A federal lawsuit accuses a New York business of firing the plaintiff in retaliation for his report of unlawful employment practices. Giraldo v. The Change Group New York, Inc., et al, No. 1:14-cv-00375, complaint (S.D.N.Y., Jan. 21, 2014). The plaintiff, who is a gay man, also alleges that he was subjected to ongoing sexual harassment, discrimination, and a hostile work environment based on sexual orientation. The lawsuit asserts causes of action for retaliation, discrimination, and harassment in violation of federal, state, and city law.
The plaintiff was employed as a sales consultant by a currency exchange group in Manhattan from December 2012 until November 2013. He alleges multiple instances of harassment by two managers in the office, including inappropriate comments about his sexual orientation. One of the managers allegedly displayed similar behavior towards female employees and customers on a regular basis. The plaintiff claimed that he also frequently made “ethnically and racially discriminatory comments towards African American employees,” Muslim employees, and the plaintiff, who is Hispanic of Colombian descent.
In a seemingly-anonymous email sent to company executives just after midnight on October 8, 2013, the plaintiff complained about the two managers’ allegedly widespread discrimination and harassment. He identified multiple specific instances of inappropriate sexual and racial comments directed to the plaintiff, and inappropriate comments and behavior directed at others. He also noted his concern that speaking out publicly would cost him his job, as people who expressed dissenting opinions were often “squashed or treated as heretics” by the managers. He specifically stated that if he attached his name to the email, he believed he would be fired.
After he sent the email, he says that the manager began a campaign of “blatantly unlawful retaliation” to identify the email’s author. This included interviewing multiple sales consultants with questions specifically geared to determining if they wrote the email. Co-workers reportedly told the plaintiff that the managers believed it was him, and were looking for a way to fire him. They also allegedly believed he had an accomplice in another sales associate, Ashley Bailey, and were looking for a reason to fire her, too.
The plaintiff eventually agreed to take the “blame” for the email in exchange for Bailey keeping her job, and he was fired on November 3. As further evidence of the company’s retaliatory intent, the plaintiff claims that he received an email the same day he sent the anonymous email that stated “Game over…Gerard, Ashley IP Traced.” This presumably referred to the internet protocol (IP) address of the plaintiff’s computer.

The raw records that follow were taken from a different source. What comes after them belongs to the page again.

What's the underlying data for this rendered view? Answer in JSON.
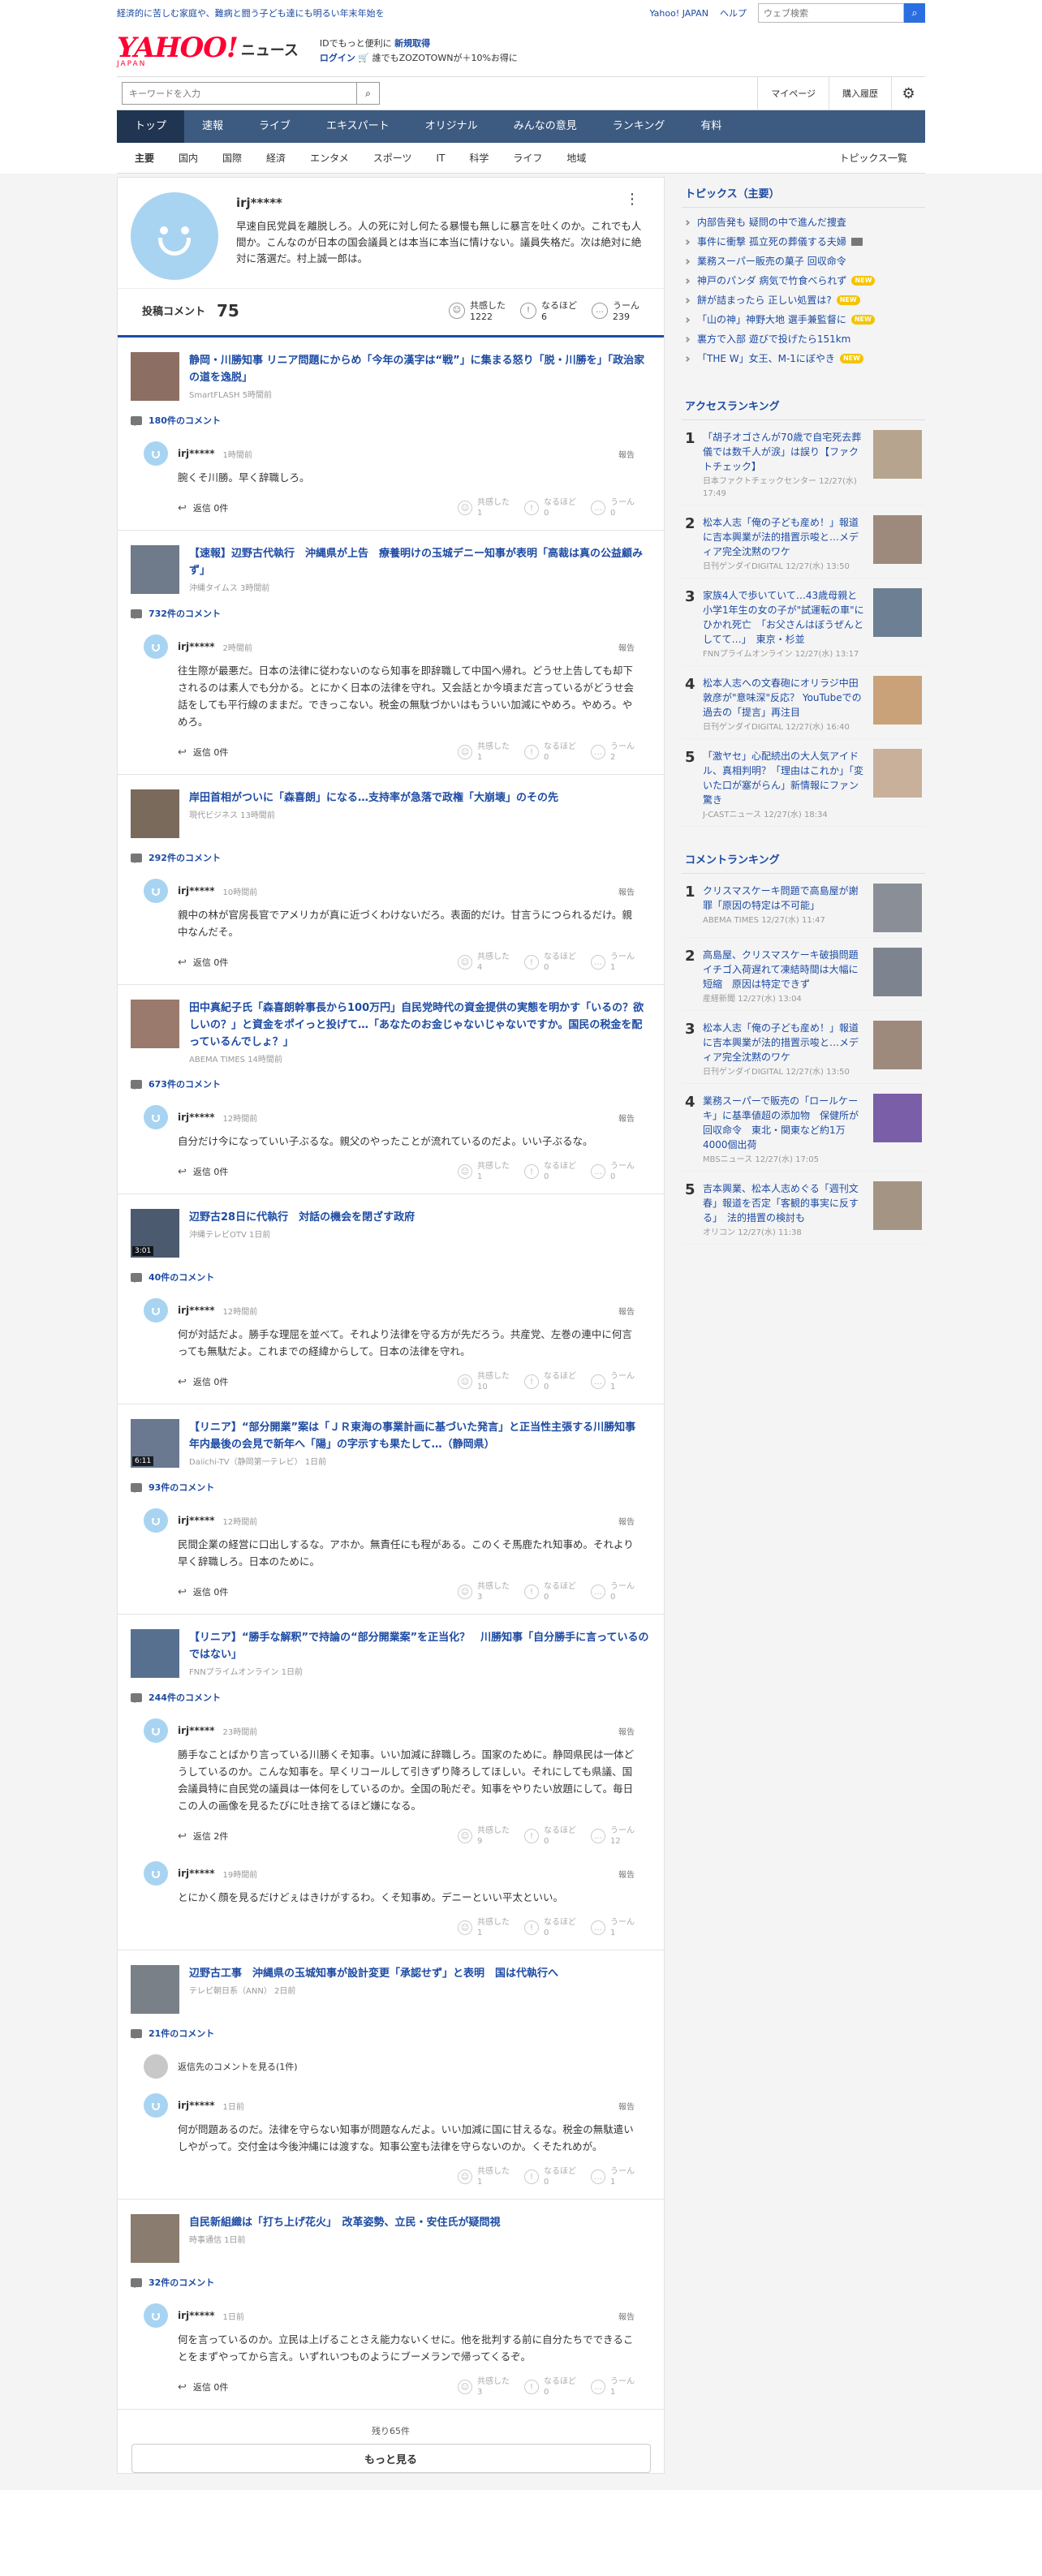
{
  "topbar": {
    "message": "経済的に苦しむ家庭や、難病と闘う子ども達にも明るい年末年始を",
    "yahoo_link": "Yahoo! JAPAN",
    "help_link": "ヘルプ",
    "search_placeholder": "ウェブ検索"
  },
  "header": {
    "logo_main": "YAHOO!",
    "logo_sub": "JAPAN",
    "logo_news": "ニュース",
    "id_line": "IDでもっと便利に",
    "new_signup": "新規取得",
    "login": "ログイン",
    "zozo": "誰でもZOZOTOWNが＋10%お得に"
  },
  "searchbar": {
    "placeholder": "キーワードを入力",
    "mypage": "マイページ",
    "purchases": "購入履歴"
  },
  "categories": [
    "トップ",
    "速報",
    "ライブ",
    "エキスパート",
    "オリジナル",
    "みんなの意見",
    "ランキング",
    "有料"
  ],
  "subcategories": [
    "主要",
    "国内",
    "国際",
    "経済",
    "エンタメ",
    "スポーツ",
    "IT",
    "科学",
    "ライフ",
    "地域"
  ],
  "topics_list_link": "トピックス一覧",
  "profile": {
    "name": "irj*****",
    "bio": "早速自民党員を離脱しろ。人の死に対し何たる暴慢も無しに暴言を吐くのか。これでも人間か。こんなのが日本の国会議員とは本当に本当に情けない。議員失格だ。次は絶対に絶対に落選だ。村上誠一郎は。",
    "posts_label": "投稿コメント",
    "posts_count": "75",
    "agree_label": "共感した",
    "agree_count": "1222",
    "naruhodo_label": "なるほど",
    "naruhodo_count": "6",
    "uun_label": "うーん",
    "uun_count": "239"
  },
  "labels": {
    "reply": "返信",
    "report": "報告",
    "agree": "共感した",
    "naruhodo": "なるほど",
    "uun": "うーん"
  },
  "entries": [
    {
      "title": "静岡・川勝知事 リニア問題にからめ「今年の漢字は“戦”」に集まる怒り「脱・川勝を」「政治家の道を逸脱」",
      "meta": "SmartFLASH 5時間前",
      "comment_count": "180件のコメント",
      "comments": [
        {
          "user": "irj*****",
          "time": "1時間前",
          "body": "腕くそ川勝。早く辞職しろ。",
          "replies": "返信 0件",
          "agree": "1",
          "naru": "0",
          "uun": "0"
        }
      ]
    },
    {
      "title": "【速報】辺野古代執行　沖縄県が上告　療養明けの玉城デニー知事が表明「高裁は真の公益顧みず」",
      "meta": "沖縄タイムス 3時間前",
      "comment_count": "732件のコメント",
      "comments": [
        {
          "user": "irj*****",
          "time": "2時間前",
          "body": "往生際が最悪だ。日本の法律に従わないのなら知事を即辞職して中国へ帰れ。どうせ上告しても却下されるのは素人でも分かる。とにかく日本の法律を守れ。又会話とか今頃まだ言っているがどうせ会話をしても平行線のままだ。できっこない。税金の無駄づかいはもういい加減にやめろ。やめろ。やめろ。",
          "replies": "返信 0件",
          "agree": "1",
          "naru": "0",
          "uun": "2"
        }
      ]
    },
    {
      "title": "岸田首相がついに「森喜朗」になる…支持率が急落で政権「大崩壊」のその先",
      "meta": "現代ビジネス 13時間前",
      "comment_count": "292件のコメント",
      "comments": [
        {
          "user": "irj*****",
          "time": "10時間前",
          "body": "親中の林が官房長官でアメリカが真に近づくわけないだろ。表面的だけ。甘言うにつられるだけ。親中なんだそ。",
          "replies": "返信 0件",
          "agree": "4",
          "naru": "0",
          "uun": "1"
        }
      ]
    },
    {
      "title": "田中真紀子氏「森喜朗幹事長から100万円」自民党時代の資金提供の実態を明かす「いるの？欲しいの？」と資金をポイっと投げて…「あなたのお金じゃないじゃないですか。国民の税金を配っているんでしょ？」",
      "meta": "ABEMA TIMES 14時間前",
      "comment_count": "673件のコメント",
      "comments": [
        {
          "user": "irj*****",
          "time": "12時間前",
          "body": "自分だけ今になっていい子ぶるな。親父のやったことが流れているのだよ。いい子ぶるな。",
          "replies": "返信 0件",
          "agree": "1",
          "naru": "0",
          "uun": "0"
        }
      ]
    },
    {
      "title": "辺野古28日に代執行　対話の機会を閉ざす政府",
      "meta": "沖縄テレビOTV 1日前",
      "duration": "3:01",
      "comment_count": "40件のコメント",
      "comments": [
        {
          "user": "irj*****",
          "time": "12時間前",
          "body": "何が対話だよ。勝手な理屈を並べて。それより法律を守る方が先だろう。共産党、左巻の連中に何言っても無駄だよ。これまでの経緯からして。日本の法律を守れ。",
          "replies": "返信 0件",
          "agree": "10",
          "naru": "0",
          "uun": "1"
        }
      ]
    },
    {
      "title": "【リニア】“部分開業”案は「ＪＲ東海の事業計画に基づいた発言」と正当性主張する川勝知事　年内最後の会見で新年へ「陽」の字示すも果たして…（静岡県）",
      "meta": "Daiichi-TV（静岡第一テレビ） 1日前",
      "duration": "6:11",
      "comment_count": "93件のコメント",
      "comments": [
        {
          "user": "irj*****",
          "time": "12時間前",
          "body": "民間企業の経営に口出しするな。アホか。無責任にも程がある。このくそ馬鹿たれ知事め。それより早く辞職しろ。日本のために。",
          "replies": "返信 0件",
          "agree": "3",
          "naru": "0",
          "uun": "0"
        }
      ]
    },
    {
      "title": "【リニア】“勝手な解釈”で持論の“部分開業案”を正当化？　川勝知事「自分勝手に言っているのではない」",
      "meta": "FNNプライムオンライン 1日前",
      "comment_count": "244件のコメント",
      "comments": [
        {
          "user": "irj*****",
          "time": "23時間前",
          "body": "勝手なことばかり言っている川勝くそ知事。いい加減に辞職しろ。国家のために。静岡県民は一体どうしているのか。こんな知事を。早くリコールして引きずり降ろしてほしい。それにしても県議、国会議員特に自民党の議員は一体何をしているのか。全国の恥だぞ。知事をやりたい放題にして。毎日この人の画像を見るたびに吐き捨てるほど嫌になる。",
          "replies": "返信 2件",
          "agree": "9",
          "naru": "0",
          "uun": "12"
        },
        {
          "user": "irj*****",
          "time": "19時間前",
          "body": "とにかく顔を見るだけどぇはきけがするわ。くそ知事め。デニーといい平太といい。",
          "replies": "",
          "agree": "1",
          "naru": "0",
          "uun": "1"
        }
      ]
    },
    {
      "title": "辺野古工事　沖縄県の玉城知事が設計変更「承認せず」と表明　国は代執行へ",
      "meta": "テレビ朝日系（ANN） 2日前",
      "comment_count": "21件のコメント",
      "parent_comment": "返信先のコメントを見る(1件)",
      "comments": [
        {
          "user": "irj*****",
          "time": "1日前",
          "body": "何が問題あるのだ。法律を守らない知事が問題なんだよ。いい加減に国に甘えるな。税金の無駄遣いしやがって。交付金は今後沖縄には渡すな。知事公室も法律を守らないのか。くそたれめが。",
          "replies": "",
          "agree": "1",
          "naru": "0",
          "uun": "1"
        }
      ]
    },
    {
      "title": "自民新組織は「打ち上げ花火」　改革姿勢、立民・安住氏が疑問視",
      "meta": "時事通信 1日前",
      "comment_count": "32件のコメント",
      "comments": [
        {
          "user": "irj*****",
          "time": "1日前",
          "body": "何を言っているのか。立民は上げることさえ能力ないくせに。他を批判する前に自分たちでできることをまずやってから言え。いずれいつものようにブーメランで帰ってくるぞ。",
          "replies": "返信 0件",
          "agree": "3",
          "naru": "0",
          "uun": "1"
        }
      ]
    }
  ],
  "remaining": "残り65件",
  "more_button": "もっと見る",
  "sidebar": {
    "topics_heading": "トピックス（主要）",
    "topics": [
      {
        "text": "内部告発も 疑問の中で進んだ捜査",
        "badge": ""
      },
      {
        "text": "事件に衝撃 孤立死の葬儀する夫婦",
        "badge": "img"
      },
      {
        "text": "業務スーパー販売の菓子 回収命令",
        "badge": ""
      },
      {
        "text": "神戸のパンダ 病気で竹食べられず",
        "badge": "NEW"
      },
      {
        "text": "餅が詰まったら 正しい処置は?",
        "badge": "NEW"
      },
      {
        "text": "「山の神」神野大地 選手兼監督に",
        "badge": "NEW"
      },
      {
        "text": "裏方で入部 遊びで投げたら151km",
        "badge": ""
      },
      {
        "text": "「THE W」女王、M-1にぼやき",
        "badge": "NEW"
      }
    ],
    "access_heading": "アクセスランキング",
    "access": [
      {
        "num": "1",
        "title": "「胡子オゴさんが70歳で自宅死去葬儀では数千人が涙」は誤り【ファクトチェック】",
        "src": "日本ファクトチェックセンター 12/27(水) 17:49"
      },
      {
        "num": "2",
        "title": "松本人志「俺の子ども産め！」報道に吉本興業が法的措置示唆と…メディア完全沈黙のワケ",
        "src": "日刊ゲンダイDIGITAL 12/27(水) 13:50"
      },
      {
        "num": "3",
        "title": "家族4人で歩いていて…43歳母親と小学1年生の女の子が\"試運転の車\"にひかれ死亡　「お父さんはぼうぜんとしてて…」　東京・杉並",
        "src": "FNNプライムオンライン 12/27(水) 13:17"
      },
      {
        "num": "4",
        "title": "松本人志への文春砲にオリラジ中田敦彦が\"意味深\"反応？ YouTubeでの過去の「提言」再注目",
        "src": "日刊ゲンダイDIGITAL 12/27(水) 16:40"
      },
      {
        "num": "5",
        "title": "「激ヤセ」心配続出の大人気アイドル、真相判明？「理由はこれか」「変いた口が塞がらん」新情報にファン驚き",
        "src": "J-CASTニュース 12/27(水) 18:34"
      }
    ],
    "comment_heading": "コメントランキング",
    "comment_rank": [
      {
        "num": "1",
        "title": "クリスマスケーキ問題で高島屋が謝罪「原因の特定は不可能」",
        "src": "ABEMA TIMES 12/27(水) 11:47"
      },
      {
        "num": "2",
        "title": "高島屋、クリスマスケーキ破損問題　イチゴ入荷遅れて凍結時間は大幅に短縮　原因は特定できず",
        "src": "産経新聞 12/27(水) 13:04"
      },
      {
        "num": "3",
        "title": "松本人志「俺の子ども産め！」報道に吉本興業が法的措置示唆と…メディア完全沈黙のワケ",
        "src": "日刊ゲンダイDIGITAL 12/27(水) 13:50"
      },
      {
        "num": "4",
        "title": "業務スーパーで販売の「ロールケーキ」に基準値超の添加物　保健所が回収命令　東北・関東など約1万4000個出荷",
        "src": "MBSニュース 12/27(水) 17:05"
      },
      {
        "num": "5",
        "title": "吉本興業、松本人志めぐる「週刊文春」報道を否定「客観的事実に反する」　法的措置の検討も",
        "src": "オリコン 12/27(水) 11:38"
      }
    ]
  },
  "colors": {
    "brand": "#ff0033",
    "link": "#1d4ba3",
    "nav": "#3d5a80",
    "nav_active": "#1f3552",
    "avatar": "#a8d4f2",
    "new_badge": "#f5c400"
  }
}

The lawsuit asserts causes of action against all defendants for retaliation in violation of federal law under 42 U.S.C. Sec. 1981, the New York State Human Rights Law (NYSHRL), and the New York City Human Rights Law (NYCHRL); and discrimination and harassment in violation of the NYSHRL and the NYCHRL. It also asserts a causes of action against the two individual managers for aiding and abetting the company’s violations of the NYSHRL and the NYCHRL. It seeks a declaratory judgment, injunctive relief, reinstatement of the plaintiff to the position he would have had but for the defendants’ unlawful conduct, and monetary damages.
The employment attorneys at the Resnick Law Group help employees in New Jersey and New York assert their rights under state and federal anti-discrimination laws. To schedule a confidential consultation to see how we can help you, please contact us today online, at 973-781-1204, or at 646-867-7997.
More Blog Posts:
Settlement Shows Workplace Sexual Harassment Can Happen Anywhere in New Jersey and Elsewhere, The New Jersey Employment Law Firm Blog, January 29, 2014
Hudson County Jury Awards Former Public Safety Director $440,000 in Back Pay for Unlawful Race Discrimination, The New Jersey Employment Law Firm Blog, January 15, 2014
OSHA Award Demonstrates that Employers in New Jersey and Elsewhere May Not Retaliate Against Workers Who Refuse to Violate the Law, The New Jersey Employment Law Firm Blog, January 13, 2014
Photo credit: By Kenta Cho (moral author) [GFDL, CC BY-SA 3.0, or CC BY-SA 2.0], via Wikimedia Commons.